By David Urani
We've been noting the downtrend in oil prices over the past couple of months. That continued today, with oil down more than a dollar to just above $92.
The driver today comes from weekly oil inventory from the DoE, which increased by 2.95 million barrels. That was a lot more than the 750k increase expected by the Street for the week. But even more impressively, it's the 10th week in a row stockpiles are up, and that's only happened three other times since 1984.
On one hand, it could be seen as a warning sign that usage is down, but reports have suggested that is not the case. Instead, the increasing inventories of oil appear to be driven by robust production here in the U.S., which is leading to gluts. That effect is backed up by the low price of American WTI oil (West Texas Intermediate) vs. international Brent. Brent oil, at $110.64, is now approximately $18.40 more expensive than WTI, well up from the $3.18 spread in mid-July.

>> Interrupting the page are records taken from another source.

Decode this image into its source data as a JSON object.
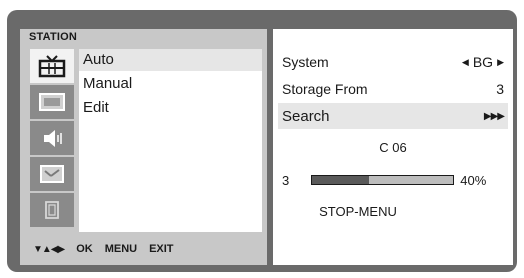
{
  "section": {
    "title": "STATION"
  },
  "sidebar": {
    "icons": [
      {
        "name": "tv-icon",
        "active": true
      },
      {
        "name": "picture-icon",
        "active": false
      },
      {
        "name": "sound-icon",
        "active": false
      },
      {
        "name": "time-icon",
        "active": false
      },
      {
        "name": "special-icon",
        "active": false
      }
    ]
  },
  "menu": {
    "items": [
      {
        "label": "Auto",
        "selected": true
      },
      {
        "label": "Manual",
        "selected": false
      },
      {
        "label": "Edit",
        "selected": false
      }
    ]
  },
  "nav_hints": {
    "arrows": "▼▲◀▶",
    "ok": "OK",
    "menu": "MENU",
    "exit": "EXIT"
  },
  "settings": {
    "system": {
      "label": "System",
      "value": "BG",
      "left_arrow": "◀",
      "right_arrow": "▶"
    },
    "storage_from": {
      "label": "Storage From",
      "value": "3"
    },
    "search": {
      "label": "Search",
      "value": "▶▶▶"
    }
  },
  "search_status": {
    "channel": "C 06",
    "start": "3",
    "progress_percent": 40,
    "progress_label": "40%",
    "stop_hint": "STOP-MENU"
  }
}
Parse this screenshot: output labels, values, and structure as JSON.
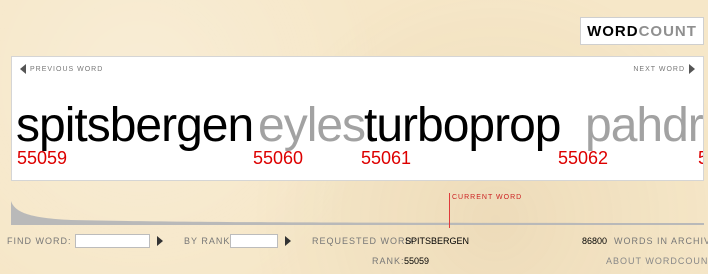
{
  "logo": {
    "part1": "WORD",
    "part2": "COUNT"
  },
  "nav": {
    "previous_label": "PREVIOUS WORD",
    "next_label": "NEXT WORD"
  },
  "words": [
    {
      "word": "spitsbergen",
      "rank": "55059",
      "state": "current"
    },
    {
      "word": "eyles",
      "rank": "55060",
      "state": "dim"
    },
    {
      "word": "turboprop",
      "rank": "55061",
      "state": "current"
    },
    {
      "word": "pahdra",
      "rank": "55062",
      "state": "dim"
    }
  ],
  "indicator": {
    "label": "CURRENT WORD"
  },
  "controls": {
    "find_label": "FIND WORD:",
    "find_value": "",
    "rank_label": "BY RANK:",
    "rank_value": "",
    "requested_label": "REQUESTED WORD:",
    "requested_value": "SPITSBERGEN",
    "rank_info_label": "RANK:",
    "rank_info_value": "55059"
  },
  "archive": {
    "count": "86800",
    "label": "WORDS IN ARCHIVE"
  },
  "about_link": "ABOUT WORDCOUNT",
  "colors": {
    "rank": "#dd0000",
    "dim_word": "#a2a2a2",
    "background": "#f6e7c8"
  }
}
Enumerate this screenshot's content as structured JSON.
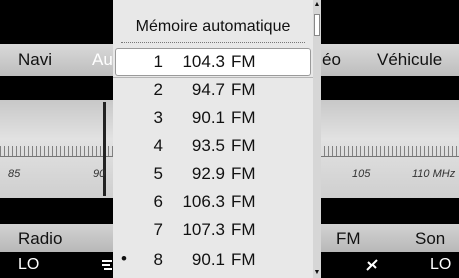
{
  "top_menu": {
    "left_item": "Navi",
    "partial_left_item": "Au",
    "partial_right_item": "éo",
    "right_item": "Véhicule"
  },
  "frequency_scale": {
    "labels": [
      "85",
      "90",
      "105",
      "110 MHz"
    ]
  },
  "function_bar": {
    "left_item": "Radio",
    "right_partial_item": "FM",
    "right_item": "Son"
  },
  "status_bar": {
    "left_item": "LO",
    "right_item": "LO",
    "left_icon": "fan-icon",
    "right_icon": "fan-icon"
  },
  "popup": {
    "title": "Mémoire automatique",
    "stations": [
      {
        "number": "1",
        "frequency": "104.3",
        "band": "FM",
        "selected": true,
        "active": false
      },
      {
        "number": "2",
        "frequency": "94.7",
        "band": "FM",
        "selected": false,
        "active": false
      },
      {
        "number": "3",
        "frequency": "90.1",
        "band": "FM",
        "selected": false,
        "active": false
      },
      {
        "number": "4",
        "frequency": "93.5",
        "band": "FM",
        "selected": false,
        "active": false
      },
      {
        "number": "5",
        "frequency": "92.9",
        "band": "FM",
        "selected": false,
        "active": false
      },
      {
        "number": "6",
        "frequency": "106.3",
        "band": "FM",
        "selected": false,
        "active": false
      },
      {
        "number": "7",
        "frequency": "107.3",
        "band": "FM",
        "selected": false,
        "active": false
      },
      {
        "number": "8",
        "frequency": "90.1",
        "band": "FM",
        "selected": false,
        "active": true
      }
    ],
    "active_marker": "•"
  },
  "scrollbar": {
    "up_arrow": "▲",
    "down_arrow": "▼"
  }
}
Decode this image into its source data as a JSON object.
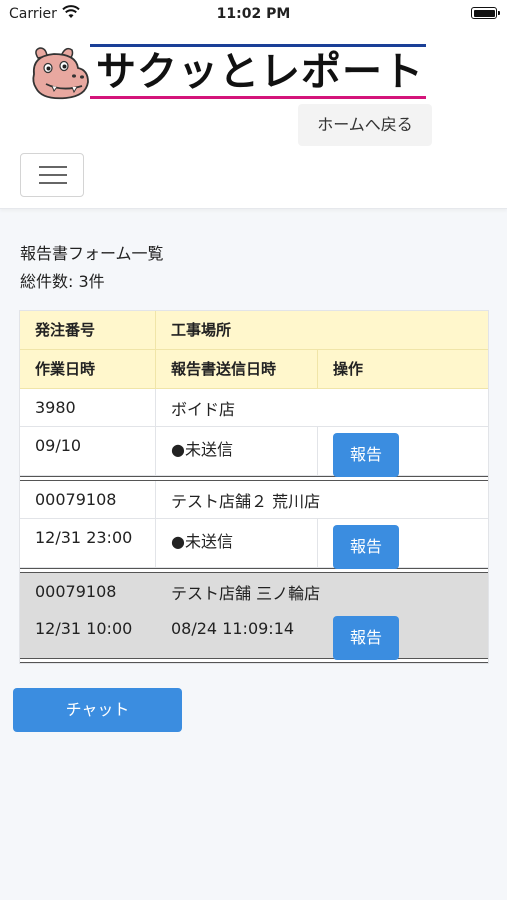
{
  "status_bar": {
    "carrier": "Carrier",
    "time": "11:02 PM"
  },
  "header": {
    "logo_text": "サクッとレポート",
    "home_button": "ホームへ戻る"
  },
  "page": {
    "title": "報告書フォーム一覧",
    "total": "総件数: 3件"
  },
  "table": {
    "headers": {
      "order_no": "発注番号",
      "site": "工事場所",
      "work_date": "作業日時",
      "sent_date": "報告書送信日時",
      "action": "操作"
    },
    "rows": [
      {
        "order_no": "3980",
        "site": "ボイド店",
        "work_date": "09/10",
        "sent": "●未送信",
        "action": "報告"
      },
      {
        "order_no": "00079108",
        "site": "テスト店舗２ 荒川店",
        "work_date": "12/31 23:00",
        "sent": "●未送信",
        "action": "報告"
      },
      {
        "order_no": "00079108",
        "site": "テスト店舗 三ノ輪店",
        "work_date": "12/31 10:00",
        "sent": "08/24 11:09:14",
        "action": "報告"
      }
    ]
  },
  "chat_button": "チャット",
  "colors": {
    "accent": "#3b8de0",
    "header_bg": "#fff7cc",
    "logo_blue": "#1a3f97",
    "logo_pink": "#d4147a"
  }
}
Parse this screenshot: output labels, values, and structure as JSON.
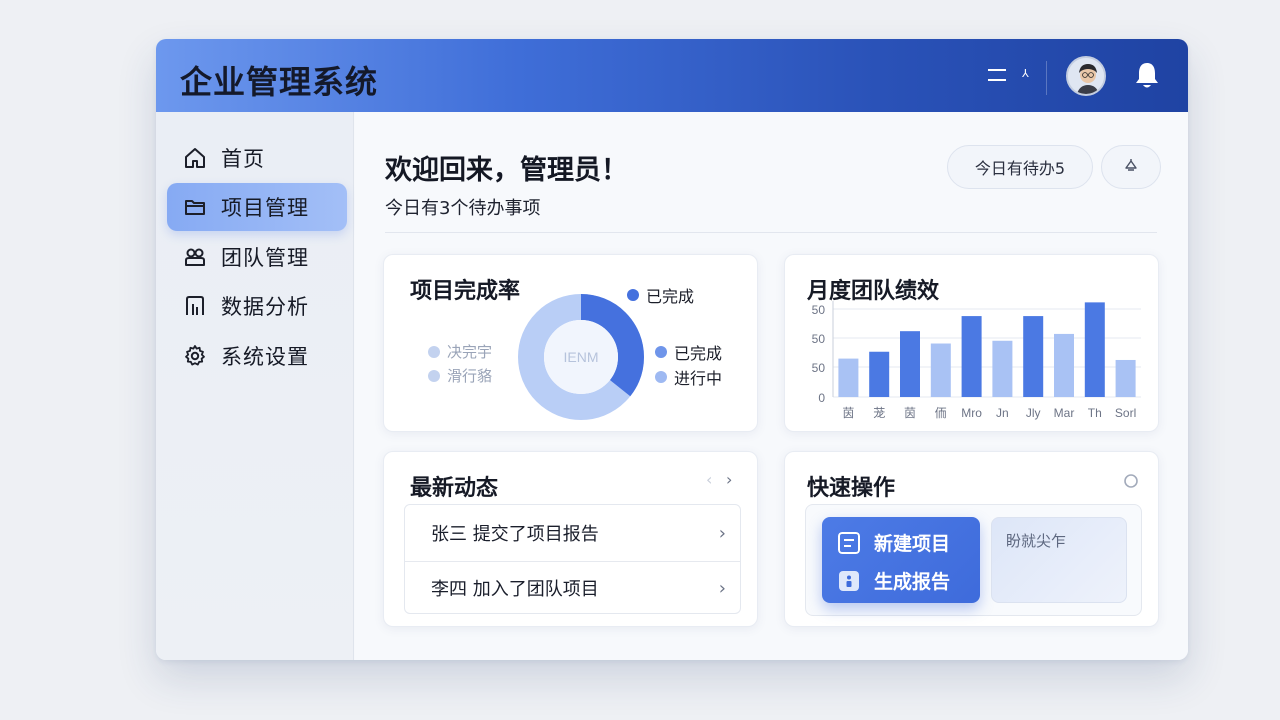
{
  "app": {
    "title": "企业管理系统"
  },
  "sidebar": {
    "items": [
      {
        "label": "首页",
        "icon": "home-icon",
        "active": false
      },
      {
        "label": "项目管理",
        "icon": "folder-icon",
        "active": true
      },
      {
        "label": "团队管理",
        "icon": "team-icon",
        "active": false
      },
      {
        "label": "数据分析",
        "icon": "analytics-icon",
        "active": false
      },
      {
        "label": "系统设置",
        "icon": "gear-icon",
        "active": false
      }
    ]
  },
  "main": {
    "welcome": "欢迎回来，管理员！",
    "subtitle": "今日有3个待办事项",
    "pill_todo": "今日有待办5"
  },
  "completion_card": {
    "title": "项目完成率",
    "center_label": "IENM",
    "legend_right": [
      "已完成",
      "已完成",
      "进行中"
    ],
    "legend_left": [
      "决完宇",
      "滑行貉"
    ]
  },
  "chart_data": {
    "type": "bar",
    "title": "月度团队绩效",
    "categories": [
      "茵",
      "茏",
      "茵",
      "侕",
      "Mro",
      "Jn",
      "Jly",
      "Mar",
      "Th",
      "Sorl"
    ],
    "series": [
      {
        "values": [
          28,
          33,
          48,
          39,
          59,
          41,
          59,
          46,
          69,
          27
        ],
        "color": "#a9c2f4"
      }
    ],
    "bar_colors": [
      "#a9c2f4",
      "#4b79e3",
      "#4b79e3",
      "#a9c2f4",
      "#4b79e3",
      "#a9c2f4",
      "#4b79e3",
      "#a9c2f4",
      "#4b79e3",
      "#a9c2f4"
    ],
    "y_ticks": [
      "50",
      "50",
      "50",
      "0"
    ],
    "ylim": [
      0,
      70
    ],
    "grid": true
  },
  "feed_card": {
    "title": "最新动态",
    "items": [
      "张三  提交了项目报告",
      "李四  加入了团队项目"
    ]
  },
  "quick_card": {
    "title": "快速操作",
    "actions": [
      "新建项目",
      "生成报告"
    ],
    "secondary_text": "盼就尖乍"
  },
  "colors": {
    "accent": "#4b79e3",
    "accent_light": "#a9c2f4",
    "header_dark": "#1f43a3"
  }
}
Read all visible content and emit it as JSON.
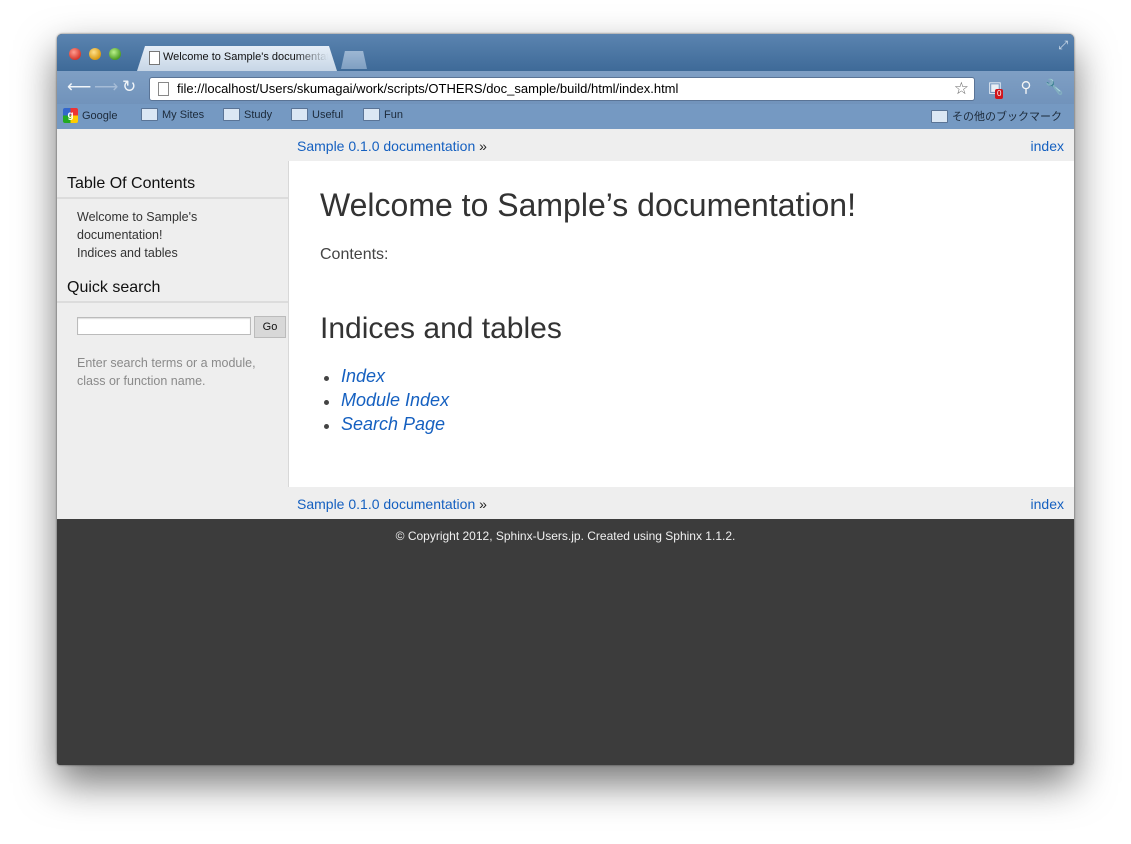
{
  "browser": {
    "tab_title": "Welcome to Sample's documentation!",
    "url": "file://localhost/Users/skumagai/work/scripts/OTHERS/doc_sample/build/html/index.html",
    "extension_badge": "0",
    "nav_icons": [
      "back-arrow-icon",
      "forward-arrow-icon",
      "reload-icon"
    ]
  },
  "bookmarks": {
    "items": [
      "Google",
      "My Sites",
      "Study",
      "Useful",
      "Fun"
    ],
    "other": "その他のブックマーク"
  },
  "relbar": {
    "home_link": "Sample 0.1.0 documentation",
    "separator": "»",
    "index_link": "index"
  },
  "sidebar": {
    "toc_title": "Table Of Contents",
    "toc_items": [
      "Welcome to Sample's documentation!",
      "Indices and tables"
    ],
    "search_title": "Quick search",
    "search_value": "",
    "go_label": "Go",
    "search_hint": "Enter search terms or a module, class or function name."
  },
  "main": {
    "title": "Welcome to Sample’s documentation!",
    "contents_label": "Contents:",
    "section_title": "Indices and tables",
    "links": [
      "Index",
      "Module Index",
      "Search Page"
    ]
  },
  "footer": {
    "text": "© Copyright 2012, Sphinx-Users.jp. Created using Sphinx 1.1.2."
  },
  "colors": {
    "link": "#1560c0",
    "footer_bg": "#3c3c3c",
    "relbar_bg": "#eeeeee"
  }
}
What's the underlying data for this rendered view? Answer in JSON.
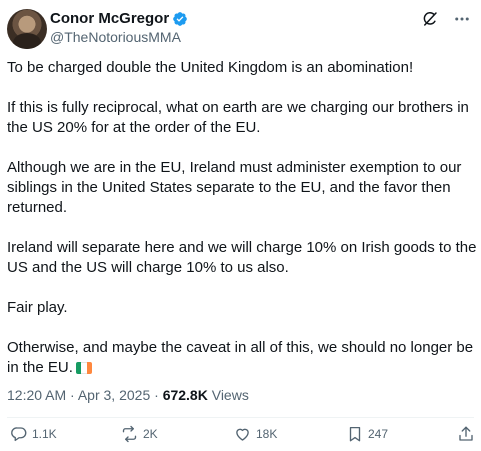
{
  "author": {
    "display_name": "Conor McGregor",
    "handle": "@TheNotoriousMMA",
    "verified_color": "#1d9bf0"
  },
  "header_icons": [
    "grok-icon",
    "more-options-icon"
  ],
  "tweet": {
    "paragraphs": [
      "To be charged double the United Kingdom is an abomination!",
      "If this is fully reciprocal, what on earth are we charging our brothers in the US 20% for at the order of the EU.",
      "Although we are in the EU, Ireland must administer exemption to our siblings in the United States separate to the EU, and the favor then returned.",
      "Ireland will separate here and we will charge 10% on Irish goods to the US and the US will charge 10% to us also.",
      "Fair play.",
      "Otherwise, and maybe the caveat in all of this, we should no longer be in the EU."
    ],
    "flag_emoji": "ireland-flag",
    "flag_colors": [
      "#169b62",
      "#ffffff",
      "#ff883e"
    ]
  },
  "meta": {
    "time": "12:20 AM",
    "date": "Apr 3, 2025",
    "separator": "·",
    "views_count": "672.8K",
    "views_label": "Views"
  },
  "actions": {
    "replies": "1.1K",
    "reposts": "2K",
    "likes": "18K",
    "bookmarks": "247"
  },
  "colors": {
    "text": "#0f1419",
    "secondary": "#536471",
    "divider": "#eff3f4"
  }
}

The subsequent easing in fuel prices is also one of the factors that will have helped the University of Michigan's consumer sentiment index to increase from 72.0 for October to 75.1 currently. So if the holiday shopping season comes in strong this year, maybe a bit of credit is due to America's oilfield workers.